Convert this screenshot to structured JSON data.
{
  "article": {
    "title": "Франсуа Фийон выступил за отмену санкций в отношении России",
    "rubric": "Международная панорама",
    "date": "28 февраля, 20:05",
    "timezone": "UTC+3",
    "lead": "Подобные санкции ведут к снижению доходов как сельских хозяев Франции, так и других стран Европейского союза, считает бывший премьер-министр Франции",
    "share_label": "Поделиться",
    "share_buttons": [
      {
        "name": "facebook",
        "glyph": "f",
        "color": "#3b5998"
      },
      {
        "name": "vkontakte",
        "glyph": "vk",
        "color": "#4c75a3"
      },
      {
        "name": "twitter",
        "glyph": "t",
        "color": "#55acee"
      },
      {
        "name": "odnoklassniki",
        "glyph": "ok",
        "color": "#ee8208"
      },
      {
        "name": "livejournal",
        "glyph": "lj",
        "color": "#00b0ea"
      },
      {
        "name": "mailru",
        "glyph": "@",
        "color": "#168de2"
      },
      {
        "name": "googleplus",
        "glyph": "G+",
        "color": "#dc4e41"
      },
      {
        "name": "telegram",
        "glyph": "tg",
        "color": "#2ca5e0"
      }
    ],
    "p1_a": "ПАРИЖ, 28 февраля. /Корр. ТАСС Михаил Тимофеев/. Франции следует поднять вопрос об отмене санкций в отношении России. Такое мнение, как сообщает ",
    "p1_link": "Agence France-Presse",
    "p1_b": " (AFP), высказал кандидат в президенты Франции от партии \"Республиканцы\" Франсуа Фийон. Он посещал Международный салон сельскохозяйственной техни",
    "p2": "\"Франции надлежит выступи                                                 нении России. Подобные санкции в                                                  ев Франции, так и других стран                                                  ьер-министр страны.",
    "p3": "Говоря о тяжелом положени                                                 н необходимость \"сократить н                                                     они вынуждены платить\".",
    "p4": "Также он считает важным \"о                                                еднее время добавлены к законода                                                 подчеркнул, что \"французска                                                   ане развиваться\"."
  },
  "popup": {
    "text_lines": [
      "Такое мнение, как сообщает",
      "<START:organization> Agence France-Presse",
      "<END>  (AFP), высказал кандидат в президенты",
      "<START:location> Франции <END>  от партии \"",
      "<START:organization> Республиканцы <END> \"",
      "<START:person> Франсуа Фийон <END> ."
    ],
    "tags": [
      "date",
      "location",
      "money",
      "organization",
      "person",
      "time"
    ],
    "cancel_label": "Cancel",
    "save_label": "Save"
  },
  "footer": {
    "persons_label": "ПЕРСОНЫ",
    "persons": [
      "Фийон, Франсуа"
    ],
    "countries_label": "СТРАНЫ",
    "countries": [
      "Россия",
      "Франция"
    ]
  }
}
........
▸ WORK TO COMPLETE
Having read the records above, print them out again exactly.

▸ OUTPUT BELOW
Convert this screenshot to structured JSON data.
{
  "article": {
    "title": "Франсуа Фийон выступил за отмену санкций в отношении России",
    "rubric": "Международная панорама",
    "date": "28 февраля, 20:05",
    "timezone": "UTC+3",
    "lead": "Подобные санкции ведут к снижению доходов как сельских хозяев Франции, так и других стран Европейского союза, считает бывший премьер-министр Франции",
    "share_label": "Поделиться",
    "share_buttons": [
      {
        "name": "facebook",
        "glyph": "f",
        "color": "#3b5998"
      },
      {
        "name": "vkontakte",
        "glyph": "vk",
        "color": "#4c75a3"
      },
      {
        "name": "twitter",
        "glyph": "t",
        "color": "#55acee"
      },
      {
        "name": "odnoklassniki",
        "glyph": "ok",
        "color": "#ee8208"
      },
      {
        "name": "livejournal",
        "glyph": "lj",
        "color": "#00b0ea"
      },
      {
        "name": "mailru",
        "glyph": "@",
        "color": "#168de2"
      },
      {
        "name": "googleplus",
        "glyph": "G+",
        "color": "#dc4e41"
      },
      {
        "name": "telegram",
        "glyph": "tg",
        "color": "#2ca5e0"
      }
    ],
    "p1_a": "ПАРИЖ, 28 февраля. /Корр. ТАСС Михаил Тимофеев/. Франции следует поднять вопрос об отмене санкций в отношении России. Такое мнение, как сообщает ",
    "p1_link": "Agence France-Presse",
    "p1_b": " (AFP), высказал кандидат в президенты Франции от партии \"Республиканцы\" Франсуа Фийон. Он посещал Международный салон сельскохозяйственной техни",
    "p2": "\"Франции надлежит выступи                                                 нении России. Подобные санкции в                                                  ев Франции, так и других стран                                                  ьер-министр страны.",
    "p3": "Говоря о тяжелом положени                                                 н необходимость \"сократить н                                                     они вынуждены платить\".",
    "p4": "Также он считает важным \"о                                                еднее время добавлены к законода                                                 подчеркнул, что \"французска                                                   ане развиваться\"."
  },
  "popup": {
    "text_lines": [
      "Такое мнение, как сообщает",
      "<START:organization> Agence France-Presse",
      "<END>  (AFP), высказал кандидат в президенты",
      "<START:location> Франции <END>  от партии \"",
      "<START:organization> Республиканцы <END> \"",
      "<START:person> Франсуа Фийон <END> ."
    ],
    "tags": [
      "date",
      "location",
      "money",
      "organization",
      "person",
      "time"
    ],
    "cancel_label": "Cancel",
    "save_label": "Save"
  },
  "footer": {
    "persons_label": "ПЕРСОНЫ",
    "persons": [
      "Фийон, Франсуа"
    ],
    "countries_label": "СТРАНЫ",
    "countries": [
      "Россия",
      "Франция"
    ]
  }
}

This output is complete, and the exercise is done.